- **YOUR OBJECTIVE**:
Lift out each line of the data that holds "Clean".

Items from an interface collection:
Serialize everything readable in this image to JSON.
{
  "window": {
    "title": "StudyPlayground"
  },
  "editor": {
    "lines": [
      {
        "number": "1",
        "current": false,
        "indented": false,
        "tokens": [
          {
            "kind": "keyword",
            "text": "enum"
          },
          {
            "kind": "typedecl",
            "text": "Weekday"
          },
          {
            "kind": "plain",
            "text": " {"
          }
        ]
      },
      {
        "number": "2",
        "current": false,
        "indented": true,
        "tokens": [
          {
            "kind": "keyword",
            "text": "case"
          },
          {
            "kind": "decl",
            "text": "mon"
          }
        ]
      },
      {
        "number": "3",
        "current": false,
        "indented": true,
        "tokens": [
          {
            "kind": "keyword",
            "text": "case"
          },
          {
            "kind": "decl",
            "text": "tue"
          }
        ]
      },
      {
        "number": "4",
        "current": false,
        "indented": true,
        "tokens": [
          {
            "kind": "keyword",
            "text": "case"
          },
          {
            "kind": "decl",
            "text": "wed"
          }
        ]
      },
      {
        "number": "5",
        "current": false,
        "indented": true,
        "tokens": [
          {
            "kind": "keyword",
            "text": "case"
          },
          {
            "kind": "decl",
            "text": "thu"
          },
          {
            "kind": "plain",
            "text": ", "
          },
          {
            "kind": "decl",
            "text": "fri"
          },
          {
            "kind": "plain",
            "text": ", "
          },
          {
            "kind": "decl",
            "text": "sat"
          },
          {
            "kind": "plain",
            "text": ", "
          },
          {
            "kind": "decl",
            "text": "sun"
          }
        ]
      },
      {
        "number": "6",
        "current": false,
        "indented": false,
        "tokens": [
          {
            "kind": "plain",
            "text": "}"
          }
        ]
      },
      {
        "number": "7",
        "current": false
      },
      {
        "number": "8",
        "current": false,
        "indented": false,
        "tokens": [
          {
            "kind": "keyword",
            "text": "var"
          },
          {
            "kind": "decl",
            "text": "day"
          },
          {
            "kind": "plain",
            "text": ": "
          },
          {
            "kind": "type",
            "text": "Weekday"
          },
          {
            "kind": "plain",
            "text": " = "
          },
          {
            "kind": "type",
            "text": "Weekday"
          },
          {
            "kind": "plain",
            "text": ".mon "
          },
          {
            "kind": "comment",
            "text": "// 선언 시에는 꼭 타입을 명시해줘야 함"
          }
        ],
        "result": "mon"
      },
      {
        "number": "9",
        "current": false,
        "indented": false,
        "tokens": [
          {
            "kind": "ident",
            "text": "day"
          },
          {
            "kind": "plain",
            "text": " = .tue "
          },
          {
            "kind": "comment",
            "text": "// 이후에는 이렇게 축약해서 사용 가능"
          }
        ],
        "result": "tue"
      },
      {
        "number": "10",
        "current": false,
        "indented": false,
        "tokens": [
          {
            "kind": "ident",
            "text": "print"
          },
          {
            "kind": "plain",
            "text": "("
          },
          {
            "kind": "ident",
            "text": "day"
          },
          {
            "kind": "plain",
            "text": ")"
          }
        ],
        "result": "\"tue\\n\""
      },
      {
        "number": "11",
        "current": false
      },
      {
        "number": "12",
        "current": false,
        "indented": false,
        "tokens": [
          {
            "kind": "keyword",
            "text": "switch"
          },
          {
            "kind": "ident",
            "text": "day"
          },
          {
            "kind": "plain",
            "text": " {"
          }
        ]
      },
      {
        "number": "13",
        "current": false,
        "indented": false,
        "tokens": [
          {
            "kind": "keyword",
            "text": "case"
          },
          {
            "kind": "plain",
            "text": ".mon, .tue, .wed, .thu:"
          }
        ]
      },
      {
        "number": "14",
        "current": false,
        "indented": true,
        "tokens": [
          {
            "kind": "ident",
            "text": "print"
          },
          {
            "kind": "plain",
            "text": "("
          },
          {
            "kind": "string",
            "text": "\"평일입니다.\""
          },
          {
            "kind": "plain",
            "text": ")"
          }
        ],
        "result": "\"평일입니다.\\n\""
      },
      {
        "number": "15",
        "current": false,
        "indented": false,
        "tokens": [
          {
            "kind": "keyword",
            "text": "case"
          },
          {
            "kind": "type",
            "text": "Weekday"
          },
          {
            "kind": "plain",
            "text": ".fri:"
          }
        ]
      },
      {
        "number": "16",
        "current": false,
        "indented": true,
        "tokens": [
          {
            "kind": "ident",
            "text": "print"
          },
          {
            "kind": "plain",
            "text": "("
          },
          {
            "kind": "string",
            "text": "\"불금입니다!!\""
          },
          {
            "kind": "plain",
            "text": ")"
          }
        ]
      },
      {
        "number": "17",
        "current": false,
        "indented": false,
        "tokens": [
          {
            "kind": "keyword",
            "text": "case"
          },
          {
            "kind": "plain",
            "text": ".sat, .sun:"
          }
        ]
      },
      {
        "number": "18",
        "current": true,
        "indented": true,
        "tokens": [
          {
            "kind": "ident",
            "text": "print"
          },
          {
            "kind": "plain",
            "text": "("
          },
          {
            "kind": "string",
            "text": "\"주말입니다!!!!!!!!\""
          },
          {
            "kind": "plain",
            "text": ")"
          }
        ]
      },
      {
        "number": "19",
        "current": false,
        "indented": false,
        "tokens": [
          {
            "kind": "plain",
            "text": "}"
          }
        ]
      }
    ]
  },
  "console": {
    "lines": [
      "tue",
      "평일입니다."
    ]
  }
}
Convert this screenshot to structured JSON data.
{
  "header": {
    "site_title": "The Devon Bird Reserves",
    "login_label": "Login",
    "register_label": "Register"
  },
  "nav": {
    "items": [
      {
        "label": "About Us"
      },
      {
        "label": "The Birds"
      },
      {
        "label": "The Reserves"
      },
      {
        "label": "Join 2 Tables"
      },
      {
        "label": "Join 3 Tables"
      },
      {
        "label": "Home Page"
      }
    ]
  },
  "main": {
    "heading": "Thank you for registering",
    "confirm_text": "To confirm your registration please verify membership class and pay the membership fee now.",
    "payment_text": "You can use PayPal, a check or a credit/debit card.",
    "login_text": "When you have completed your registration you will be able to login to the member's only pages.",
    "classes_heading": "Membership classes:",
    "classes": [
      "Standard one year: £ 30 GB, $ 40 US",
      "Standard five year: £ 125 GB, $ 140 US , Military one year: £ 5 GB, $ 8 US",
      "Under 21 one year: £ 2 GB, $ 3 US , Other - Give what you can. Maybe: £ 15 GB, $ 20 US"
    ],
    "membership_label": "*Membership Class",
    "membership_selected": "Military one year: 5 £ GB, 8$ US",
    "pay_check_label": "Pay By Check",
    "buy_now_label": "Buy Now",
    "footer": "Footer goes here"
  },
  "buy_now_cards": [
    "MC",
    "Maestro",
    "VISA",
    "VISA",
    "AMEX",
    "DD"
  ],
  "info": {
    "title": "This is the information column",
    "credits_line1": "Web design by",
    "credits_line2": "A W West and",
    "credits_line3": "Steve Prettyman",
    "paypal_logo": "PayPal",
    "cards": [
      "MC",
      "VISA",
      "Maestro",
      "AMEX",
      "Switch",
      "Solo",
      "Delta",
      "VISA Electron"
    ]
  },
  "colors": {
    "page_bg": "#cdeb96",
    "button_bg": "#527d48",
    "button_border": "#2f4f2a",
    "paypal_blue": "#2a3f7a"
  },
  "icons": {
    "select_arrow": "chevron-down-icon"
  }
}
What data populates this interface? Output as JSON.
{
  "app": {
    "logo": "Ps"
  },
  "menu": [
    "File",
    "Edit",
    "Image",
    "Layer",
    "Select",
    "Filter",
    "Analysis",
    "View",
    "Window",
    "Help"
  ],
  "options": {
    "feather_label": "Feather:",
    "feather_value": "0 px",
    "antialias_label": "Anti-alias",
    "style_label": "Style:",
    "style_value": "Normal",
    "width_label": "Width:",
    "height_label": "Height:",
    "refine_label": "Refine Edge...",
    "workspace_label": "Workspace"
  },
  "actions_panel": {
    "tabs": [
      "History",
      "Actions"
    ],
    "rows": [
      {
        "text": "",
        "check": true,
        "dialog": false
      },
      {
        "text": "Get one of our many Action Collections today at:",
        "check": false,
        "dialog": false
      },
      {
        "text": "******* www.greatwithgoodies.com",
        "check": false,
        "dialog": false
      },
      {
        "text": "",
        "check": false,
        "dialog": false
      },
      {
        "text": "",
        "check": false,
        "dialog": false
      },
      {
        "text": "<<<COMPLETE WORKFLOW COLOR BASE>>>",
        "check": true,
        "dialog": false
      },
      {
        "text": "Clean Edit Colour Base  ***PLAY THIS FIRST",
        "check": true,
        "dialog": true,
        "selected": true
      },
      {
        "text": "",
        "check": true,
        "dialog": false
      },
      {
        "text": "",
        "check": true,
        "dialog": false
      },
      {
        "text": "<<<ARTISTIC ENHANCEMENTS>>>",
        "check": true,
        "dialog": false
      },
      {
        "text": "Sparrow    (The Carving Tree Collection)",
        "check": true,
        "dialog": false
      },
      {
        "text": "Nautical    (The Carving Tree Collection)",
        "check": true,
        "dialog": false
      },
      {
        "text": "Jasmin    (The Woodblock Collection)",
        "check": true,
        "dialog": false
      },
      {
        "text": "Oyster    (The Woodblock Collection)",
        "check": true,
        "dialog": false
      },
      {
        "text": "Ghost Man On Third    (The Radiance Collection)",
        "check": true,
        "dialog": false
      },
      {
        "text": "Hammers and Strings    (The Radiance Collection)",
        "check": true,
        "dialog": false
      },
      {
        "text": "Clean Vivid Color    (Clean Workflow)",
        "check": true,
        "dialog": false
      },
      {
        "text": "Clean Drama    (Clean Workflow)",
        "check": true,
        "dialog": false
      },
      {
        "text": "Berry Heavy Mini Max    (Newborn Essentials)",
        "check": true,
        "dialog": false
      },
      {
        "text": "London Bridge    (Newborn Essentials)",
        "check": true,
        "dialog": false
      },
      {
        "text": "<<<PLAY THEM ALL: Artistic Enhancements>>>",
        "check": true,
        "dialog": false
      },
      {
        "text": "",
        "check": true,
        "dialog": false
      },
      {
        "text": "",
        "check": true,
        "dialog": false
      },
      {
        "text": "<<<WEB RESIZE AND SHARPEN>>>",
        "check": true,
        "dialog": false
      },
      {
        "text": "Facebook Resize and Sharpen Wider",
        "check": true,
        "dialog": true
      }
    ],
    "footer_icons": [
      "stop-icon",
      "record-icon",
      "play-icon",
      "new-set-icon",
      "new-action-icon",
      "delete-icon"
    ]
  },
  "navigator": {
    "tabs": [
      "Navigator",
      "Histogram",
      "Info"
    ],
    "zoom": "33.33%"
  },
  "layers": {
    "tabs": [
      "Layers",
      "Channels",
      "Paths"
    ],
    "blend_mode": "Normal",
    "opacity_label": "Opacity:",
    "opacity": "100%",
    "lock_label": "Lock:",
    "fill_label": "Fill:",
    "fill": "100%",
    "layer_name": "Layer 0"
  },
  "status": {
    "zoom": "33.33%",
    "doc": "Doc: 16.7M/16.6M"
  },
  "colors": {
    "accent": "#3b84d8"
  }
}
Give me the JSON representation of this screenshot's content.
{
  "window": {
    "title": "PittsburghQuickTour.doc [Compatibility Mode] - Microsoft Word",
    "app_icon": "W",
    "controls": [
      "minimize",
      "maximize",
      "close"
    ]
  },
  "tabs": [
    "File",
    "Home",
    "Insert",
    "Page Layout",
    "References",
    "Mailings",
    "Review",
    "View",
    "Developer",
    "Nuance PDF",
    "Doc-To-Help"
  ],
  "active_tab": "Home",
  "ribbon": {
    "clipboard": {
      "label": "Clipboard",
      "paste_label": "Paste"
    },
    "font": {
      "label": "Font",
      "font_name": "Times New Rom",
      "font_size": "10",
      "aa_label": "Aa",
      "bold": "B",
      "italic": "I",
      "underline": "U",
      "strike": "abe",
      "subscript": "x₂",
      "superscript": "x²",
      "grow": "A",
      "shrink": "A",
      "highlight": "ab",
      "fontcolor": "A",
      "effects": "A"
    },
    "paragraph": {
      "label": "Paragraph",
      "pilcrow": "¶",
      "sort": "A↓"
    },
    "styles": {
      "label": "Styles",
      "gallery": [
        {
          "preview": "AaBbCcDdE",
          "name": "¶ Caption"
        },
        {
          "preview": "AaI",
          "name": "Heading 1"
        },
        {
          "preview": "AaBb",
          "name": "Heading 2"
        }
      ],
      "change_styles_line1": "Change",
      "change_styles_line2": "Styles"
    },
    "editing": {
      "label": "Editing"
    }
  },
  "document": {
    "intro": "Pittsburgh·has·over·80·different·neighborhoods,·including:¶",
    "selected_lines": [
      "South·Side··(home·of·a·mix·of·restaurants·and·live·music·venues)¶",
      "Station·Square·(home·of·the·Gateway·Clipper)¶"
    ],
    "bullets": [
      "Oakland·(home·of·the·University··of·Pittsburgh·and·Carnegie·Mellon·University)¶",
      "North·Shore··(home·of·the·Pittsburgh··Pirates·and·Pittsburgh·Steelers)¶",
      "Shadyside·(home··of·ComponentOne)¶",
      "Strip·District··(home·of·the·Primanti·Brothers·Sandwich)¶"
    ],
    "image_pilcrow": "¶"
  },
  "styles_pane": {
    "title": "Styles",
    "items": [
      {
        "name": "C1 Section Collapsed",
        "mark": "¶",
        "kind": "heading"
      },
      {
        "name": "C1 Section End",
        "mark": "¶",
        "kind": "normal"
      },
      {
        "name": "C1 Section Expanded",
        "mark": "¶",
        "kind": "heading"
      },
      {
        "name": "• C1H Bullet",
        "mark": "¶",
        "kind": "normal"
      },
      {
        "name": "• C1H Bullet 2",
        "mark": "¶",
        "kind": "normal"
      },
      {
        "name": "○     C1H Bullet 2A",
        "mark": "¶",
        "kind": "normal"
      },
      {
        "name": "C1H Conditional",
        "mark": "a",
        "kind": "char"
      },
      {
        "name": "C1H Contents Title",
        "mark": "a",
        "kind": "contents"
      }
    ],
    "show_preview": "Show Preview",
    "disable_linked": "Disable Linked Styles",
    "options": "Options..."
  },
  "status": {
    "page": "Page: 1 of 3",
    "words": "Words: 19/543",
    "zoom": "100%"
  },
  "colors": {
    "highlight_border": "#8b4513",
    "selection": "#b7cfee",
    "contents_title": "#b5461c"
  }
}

- **TASK RESULT**:
        "text": "Clean Edit Colour Base  ***PLAY THIS FIRST",
        "text": "Clean Vivid Color    (Clean Workflow)",
        "text": "Clean Drama    (Clean Workflow)",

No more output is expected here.